→ **WHAT YOU HAVE TO DO**
Copy out every line of the material below, character for character, apart from the pictures.

=== Section Start ===

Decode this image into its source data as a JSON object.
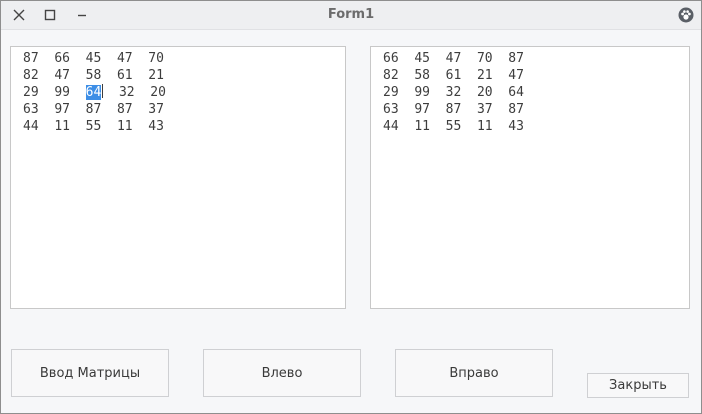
{
  "window": {
    "title": "Form1",
    "close_icon": "close-icon",
    "maximize_icon": "maximize-icon",
    "minimize_icon": "minimize-icon",
    "app_icon": "paw-icon"
  },
  "left_box": {
    "rows": [
      [
        "87",
        "66",
        "45",
        "47",
        "70"
      ],
      [
        "82",
        "47",
        "58",
        "61",
        "21"
      ],
      [
        "29",
        "99",
        "64",
        "32",
        "20"
      ],
      [
        "63",
        "97",
        "87",
        "87",
        "37"
      ],
      [
        "44",
        "11",
        "55",
        "11",
        "43"
      ]
    ],
    "selected": {
      "row": 2,
      "col": 2
    }
  },
  "right_box": {
    "rows": [
      [
        "66",
        "45",
        "47",
        "70",
        "87"
      ],
      [
        "82",
        "58",
        "61",
        "21",
        "47"
      ],
      [
        "29",
        "99",
        "32",
        "20",
        "64"
      ],
      [
        "63",
        "97",
        "87",
        "37",
        "87"
      ],
      [
        "44",
        "11",
        "55",
        "11",
        "43"
      ]
    ]
  },
  "buttons": {
    "input_matrix": "Ввод Матрицы",
    "left": "Влево",
    "right": "Вправо",
    "close": "Закрыть"
  }
}
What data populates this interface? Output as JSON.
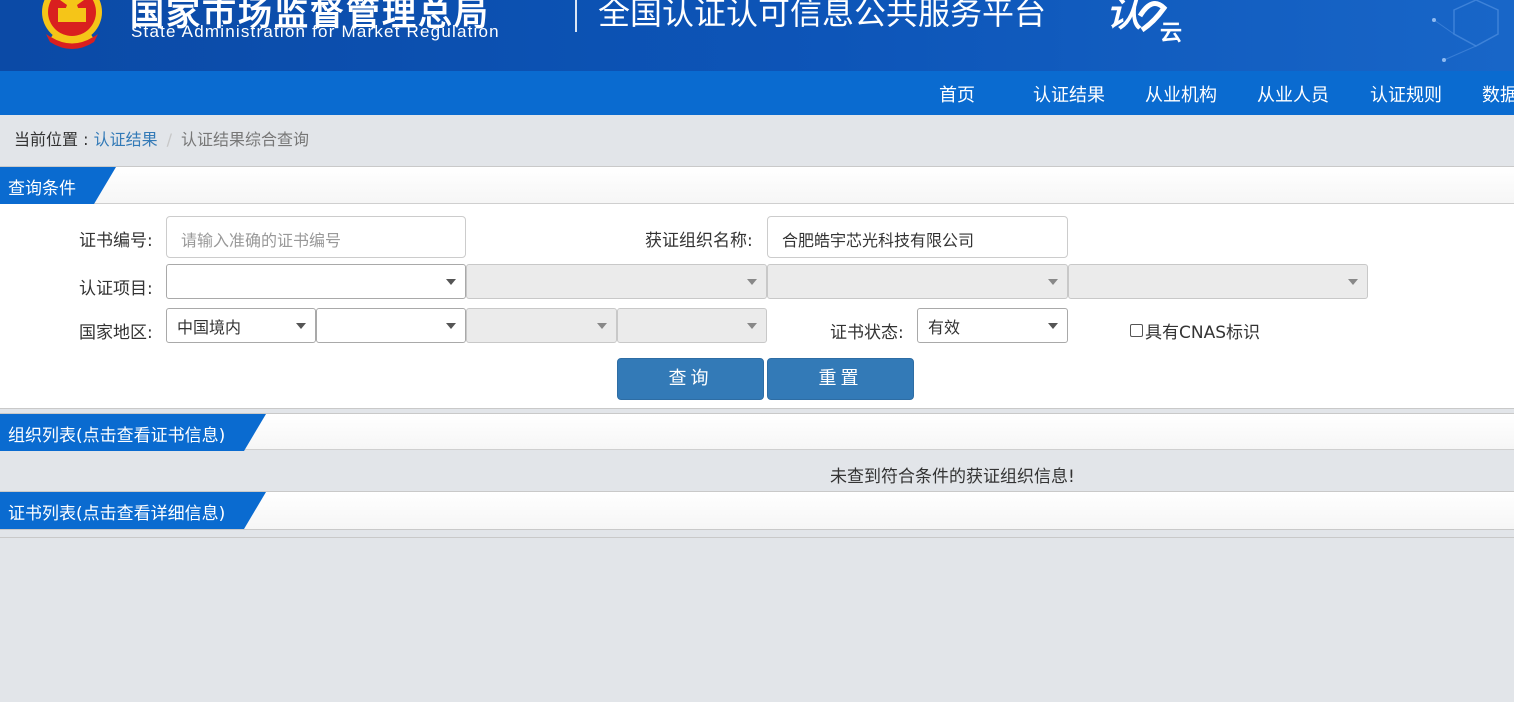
{
  "header": {
    "agency_cn": "国家市场监督管理总局",
    "agency_en": "State Administration  for  Market Regulation",
    "platform_title": "全国认证认可信息公共服务平台",
    "logo_char": "认",
    "logo_sub": "云"
  },
  "nav": {
    "items": [
      {
        "label": "首页"
      },
      {
        "label": "认证结果"
      },
      {
        "label": "从业机构"
      },
      {
        "label": "从业人员"
      },
      {
        "label": "认证规则"
      },
      {
        "label": "数据"
      }
    ]
  },
  "breadcrumb": {
    "prefix": "当前位置 : ",
    "link": "认证结果",
    "separator": "/",
    "current": "认证结果综合查询"
  },
  "query": {
    "section_title": "查询条件",
    "cert_no_label": "证书编号:",
    "cert_no_placeholder": "请输入准确的证书编号",
    "org_name_label": "获证组织名称:",
    "org_name_value": "合肥皓宇芯光科技有限公司",
    "project_label": "认证项目:",
    "region_label": "国家地区:",
    "region_value": "中国境内",
    "status_label": "证书状态:",
    "status_value": "有效",
    "cnas_label": "具有CNAS标识",
    "search_button": "查询",
    "reset_button": "重置"
  },
  "org_list": {
    "section_title": "组织列表(点击查看证书信息)",
    "empty_message": "未查到符合条件的获证组织信息!"
  },
  "cert_list": {
    "section_title": "证书列表(点击查看详细信息)"
  },
  "colors": {
    "banner": "#0b4aa6",
    "nav": "#0a6bd0",
    "button": "#337ab7",
    "link": "#337ab7",
    "background": "#e2e5e9"
  }
}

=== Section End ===

→ **EXERCISE OUTPUT**
Decode this image into its source data as a JSON object.
{
  "window": {
    "title": "Form1",
    "close_icon": "close-icon",
    "maximize_icon": "maximize-icon",
    "minimize_icon": "minimize-icon",
    "app_icon": "paw-icon"
  },
  "left_box": {
    "rows": [
      [
        "87",
        "66",
        "45",
        "47",
        "70"
      ],
      [
        "82",
        "47",
        "58",
        "61",
        "21"
      ],
      [
        "29",
        "99",
        "64",
        "32",
        "20"
      ],
      [
        "63",
        "97",
        "87",
        "87",
        "37"
      ],
      [
        "44",
        "11",
        "55",
        "11",
        "43"
      ]
    ],
    "selected": {
      "row": 2,
      "col": 2
    }
  },
  "right_box": {
    "rows": [
      [
        "66",
        "45",
        "47",
        "70",
        "87"
      ],
      [
        "82",
        "58",
        "61",
        "21",
        "47"
      ],
      [
        "29",
        "99",
        "32",
        "20",
        "64"
      ],
      [
        "63",
        "97",
        "87",
        "37",
        "87"
      ],
      [
        "44",
        "11",
        "55",
        "11",
        "43"
      ]
    ]
  },
  "buttons": {
    "input_matrix": "Ввод Матрицы",
    "left": "Влево",
    "right": "Вправо",
    "close": "Закрыть"
  }
}
What data populates this interface? Output as JSON.
{
  "header": {
    "agency_cn": "国家市场监督管理总局",
    "agency_en": "State Administration  for  Market Regulation",
    "platform_title": "全国认证认可信息公共服务平台",
    "logo_char": "认",
    "logo_sub": "云"
  },
  "nav": {
    "items": [
      {
        "label": "首页"
      },
      {
        "label": "认证结果"
      },
      {
        "label": "从业机构"
      },
      {
        "label": "从业人员"
      },
      {
        "label": "认证规则"
      },
      {
        "label": "数据"
      }
    ]
  },
  "breadcrumb": {
    "prefix": "当前位置 : ",
    "link": "认证结果",
    "separator": "/",
    "current": "认证结果综合查询"
  },
  "query": {
    "section_title": "查询条件",
    "cert_no_label": "证书编号:",
    "cert_no_placeholder": "请输入准确的证书编号",
    "org_name_label": "获证组织名称:",
    "org_name_value": "合肥皓宇芯光科技有限公司",
    "project_label": "认证项目:",
    "region_label": "国家地区:",
    "region_value": "中国境内",
    "status_label": "证书状态:",
    "status_value": "有效",
    "cnas_label": "具有CNAS标识",
    "search_button": "查询",
    "reset_button": "重置"
  },
  "org_list": {
    "section_title": "组织列表(点击查看证书信息)",
    "empty_message": "未查到符合条件的获证组织信息!"
  },
  "cert_list": {
    "section_title": "证书列表(点击查看详细信息)"
  },
  "colors": {
    "banner": "#0b4aa6",
    "nav": "#0a6bd0",
    "button": "#337ab7",
    "link": "#337ab7",
    "background": "#e2e5e9"
  }
}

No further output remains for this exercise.